What you have to do
Count the lines of the records below that hold the word "title", and give only the number.

Entries provided
#####

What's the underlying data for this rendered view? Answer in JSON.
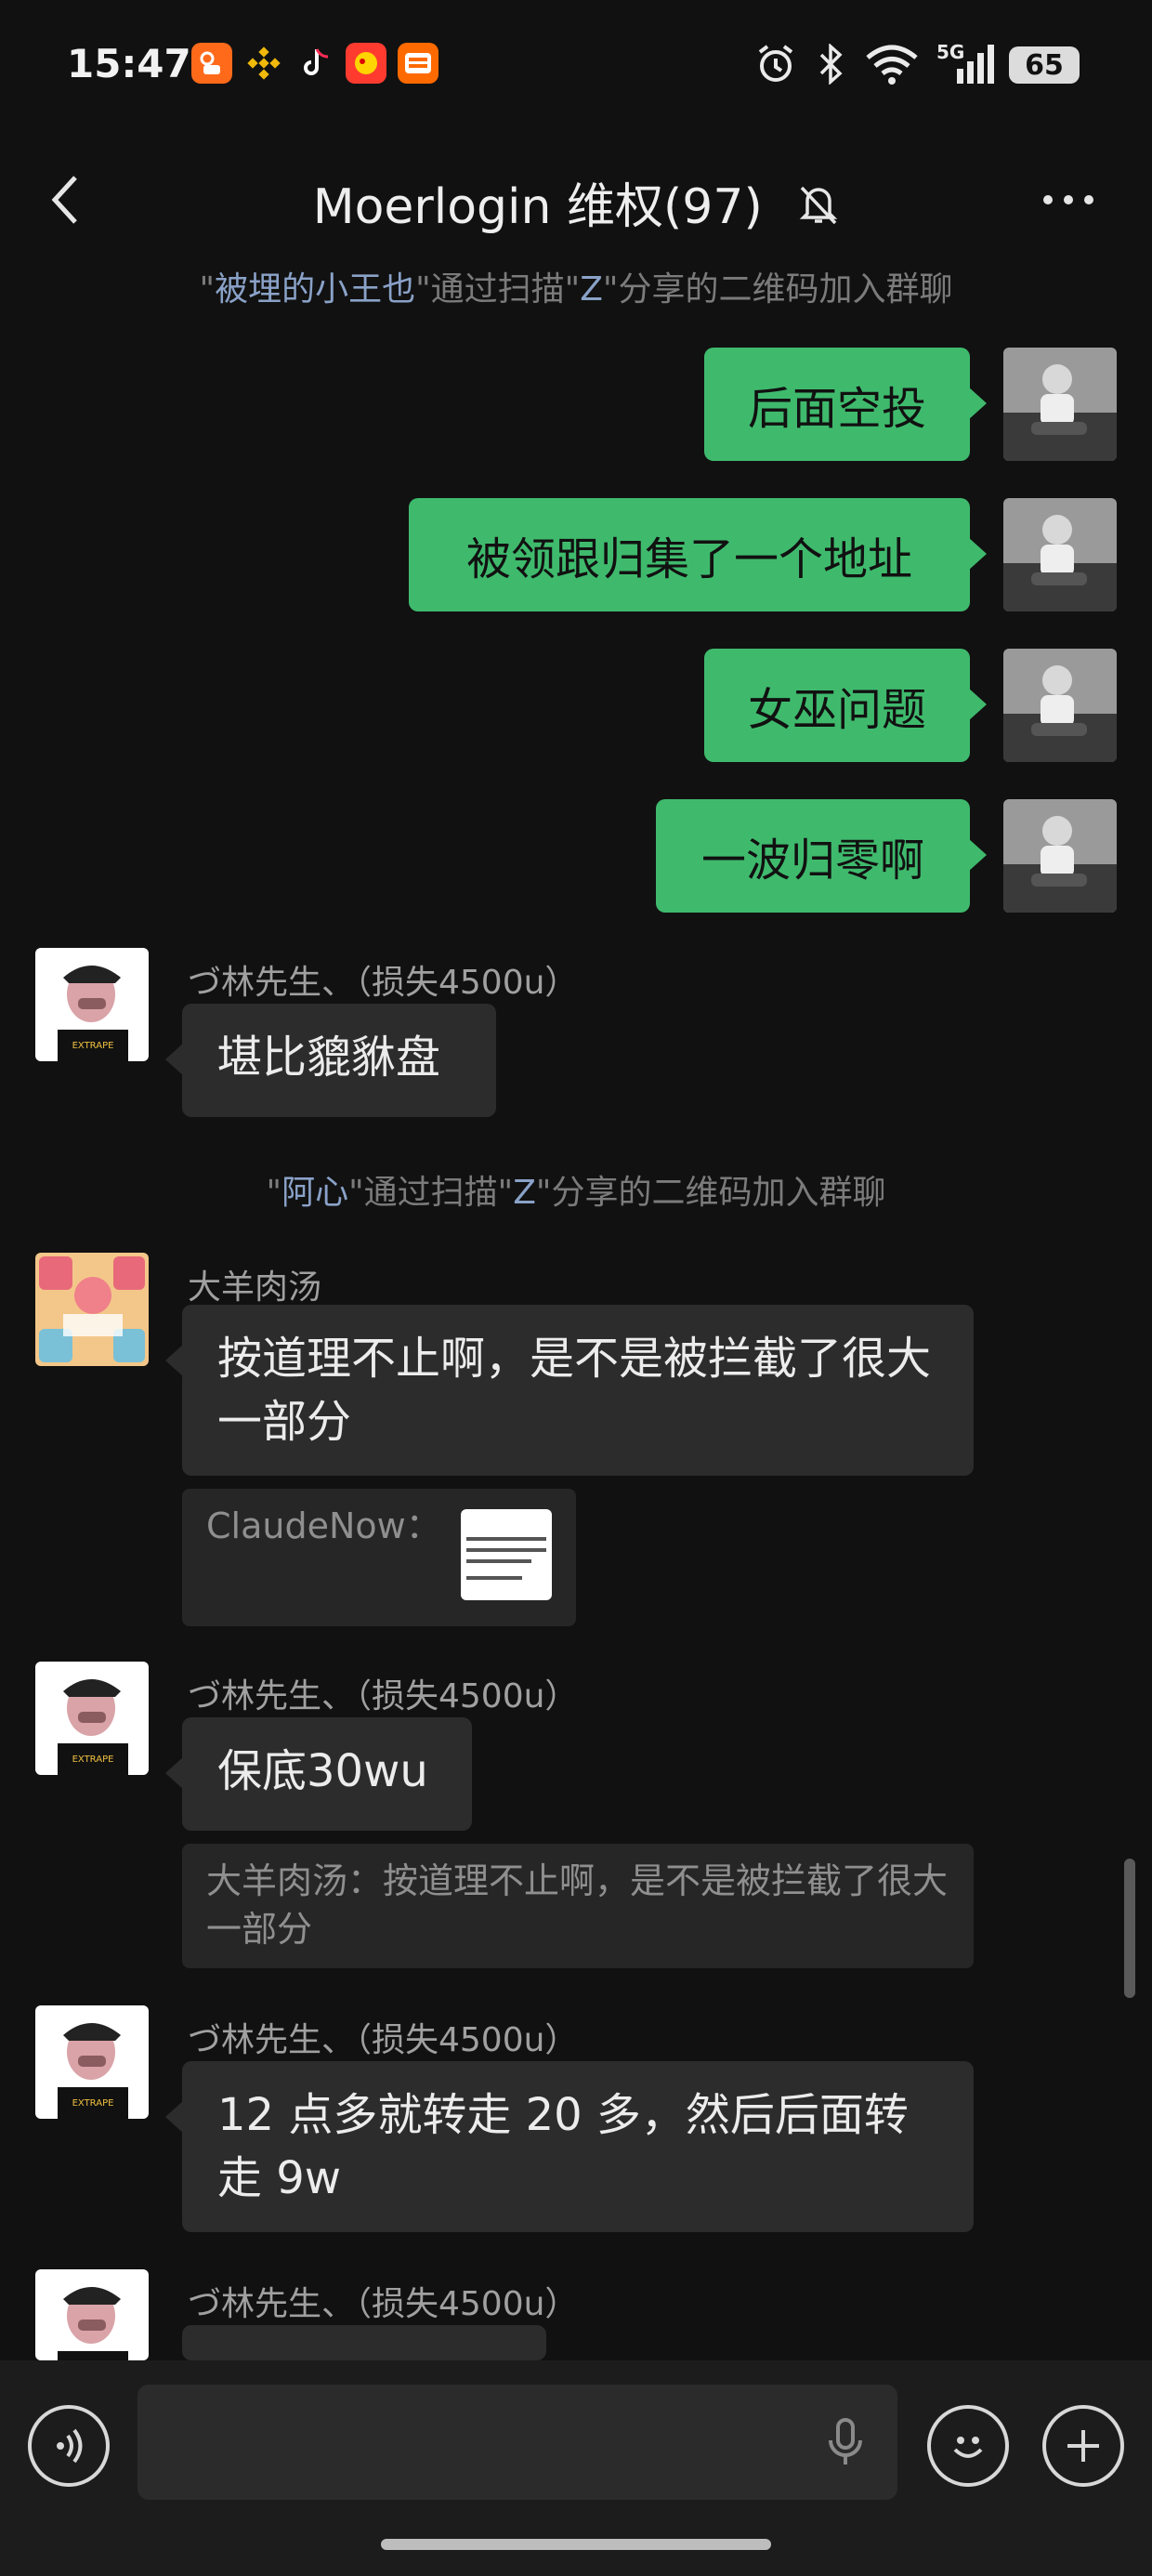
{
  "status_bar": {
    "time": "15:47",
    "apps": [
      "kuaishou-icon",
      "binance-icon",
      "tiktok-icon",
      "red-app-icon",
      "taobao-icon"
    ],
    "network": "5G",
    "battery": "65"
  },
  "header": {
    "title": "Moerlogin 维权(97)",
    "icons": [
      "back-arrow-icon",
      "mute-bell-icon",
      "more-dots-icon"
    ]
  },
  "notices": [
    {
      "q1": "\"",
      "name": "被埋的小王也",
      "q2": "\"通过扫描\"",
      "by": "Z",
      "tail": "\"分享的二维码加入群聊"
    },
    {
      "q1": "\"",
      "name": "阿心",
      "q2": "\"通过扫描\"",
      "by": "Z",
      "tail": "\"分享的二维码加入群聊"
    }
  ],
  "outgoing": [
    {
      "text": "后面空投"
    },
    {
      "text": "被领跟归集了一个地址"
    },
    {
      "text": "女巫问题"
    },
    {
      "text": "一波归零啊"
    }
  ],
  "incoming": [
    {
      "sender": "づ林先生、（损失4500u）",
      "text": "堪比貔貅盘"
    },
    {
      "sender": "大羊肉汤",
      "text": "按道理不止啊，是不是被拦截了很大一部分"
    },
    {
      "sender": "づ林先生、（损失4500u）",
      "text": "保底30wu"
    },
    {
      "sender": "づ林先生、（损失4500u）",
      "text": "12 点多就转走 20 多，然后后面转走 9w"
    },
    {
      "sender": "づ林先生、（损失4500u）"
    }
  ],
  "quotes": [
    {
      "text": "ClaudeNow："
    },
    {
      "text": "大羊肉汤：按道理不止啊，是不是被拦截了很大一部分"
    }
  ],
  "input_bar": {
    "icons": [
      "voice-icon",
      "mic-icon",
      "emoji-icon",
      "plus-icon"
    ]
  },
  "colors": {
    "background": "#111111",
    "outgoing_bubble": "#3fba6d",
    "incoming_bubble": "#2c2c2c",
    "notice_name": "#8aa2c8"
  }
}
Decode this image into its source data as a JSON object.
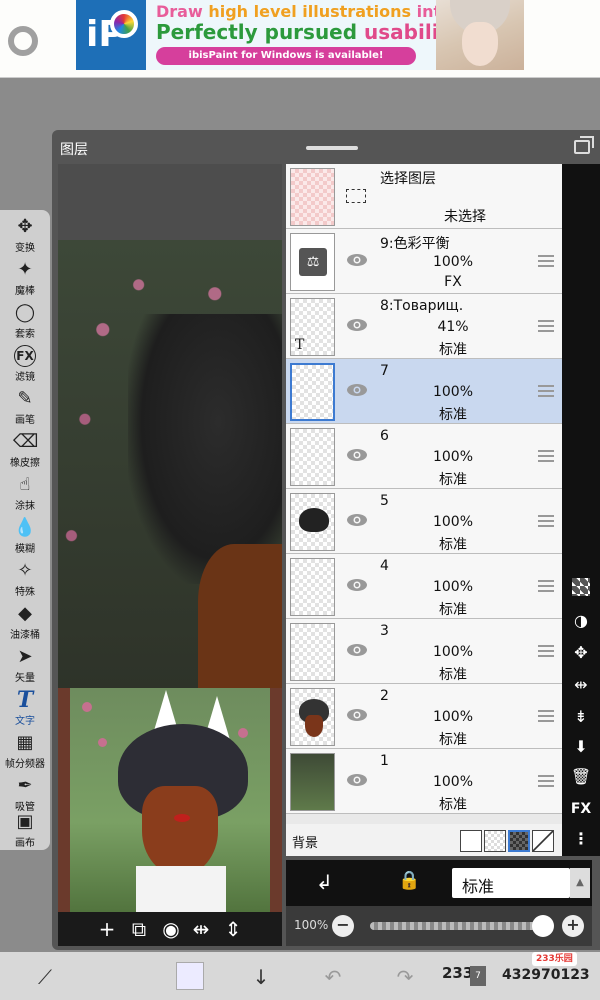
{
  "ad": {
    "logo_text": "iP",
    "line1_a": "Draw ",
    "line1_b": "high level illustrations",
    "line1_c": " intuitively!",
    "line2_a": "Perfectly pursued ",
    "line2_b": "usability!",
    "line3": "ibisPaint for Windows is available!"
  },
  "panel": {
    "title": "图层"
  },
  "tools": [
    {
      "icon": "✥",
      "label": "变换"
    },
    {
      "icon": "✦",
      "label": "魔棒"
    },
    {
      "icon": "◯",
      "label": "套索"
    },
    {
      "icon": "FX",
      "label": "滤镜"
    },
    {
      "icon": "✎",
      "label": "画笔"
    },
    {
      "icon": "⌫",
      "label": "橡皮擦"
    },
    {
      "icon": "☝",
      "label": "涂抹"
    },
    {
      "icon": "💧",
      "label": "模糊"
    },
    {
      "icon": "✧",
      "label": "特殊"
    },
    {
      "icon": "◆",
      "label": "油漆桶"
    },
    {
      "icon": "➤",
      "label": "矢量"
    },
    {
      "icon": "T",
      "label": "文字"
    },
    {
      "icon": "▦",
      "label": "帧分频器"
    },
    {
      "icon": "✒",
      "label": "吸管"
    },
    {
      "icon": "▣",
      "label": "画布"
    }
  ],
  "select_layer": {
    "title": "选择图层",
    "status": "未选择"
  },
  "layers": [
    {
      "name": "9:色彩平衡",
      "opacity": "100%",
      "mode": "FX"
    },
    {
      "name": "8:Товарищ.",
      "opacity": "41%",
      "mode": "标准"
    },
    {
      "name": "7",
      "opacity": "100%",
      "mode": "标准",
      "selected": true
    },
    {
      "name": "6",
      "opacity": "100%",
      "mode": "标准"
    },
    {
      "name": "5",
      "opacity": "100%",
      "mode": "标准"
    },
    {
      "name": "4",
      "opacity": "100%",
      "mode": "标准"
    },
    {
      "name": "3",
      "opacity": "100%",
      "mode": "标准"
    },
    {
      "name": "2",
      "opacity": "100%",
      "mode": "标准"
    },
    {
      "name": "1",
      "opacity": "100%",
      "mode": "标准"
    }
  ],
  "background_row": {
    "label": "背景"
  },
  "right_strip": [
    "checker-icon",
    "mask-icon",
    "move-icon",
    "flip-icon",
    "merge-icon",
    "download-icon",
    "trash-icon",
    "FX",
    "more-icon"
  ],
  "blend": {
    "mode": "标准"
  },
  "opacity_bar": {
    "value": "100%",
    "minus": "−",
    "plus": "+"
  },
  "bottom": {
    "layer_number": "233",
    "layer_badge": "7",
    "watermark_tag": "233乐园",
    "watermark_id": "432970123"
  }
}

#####

Task solution
3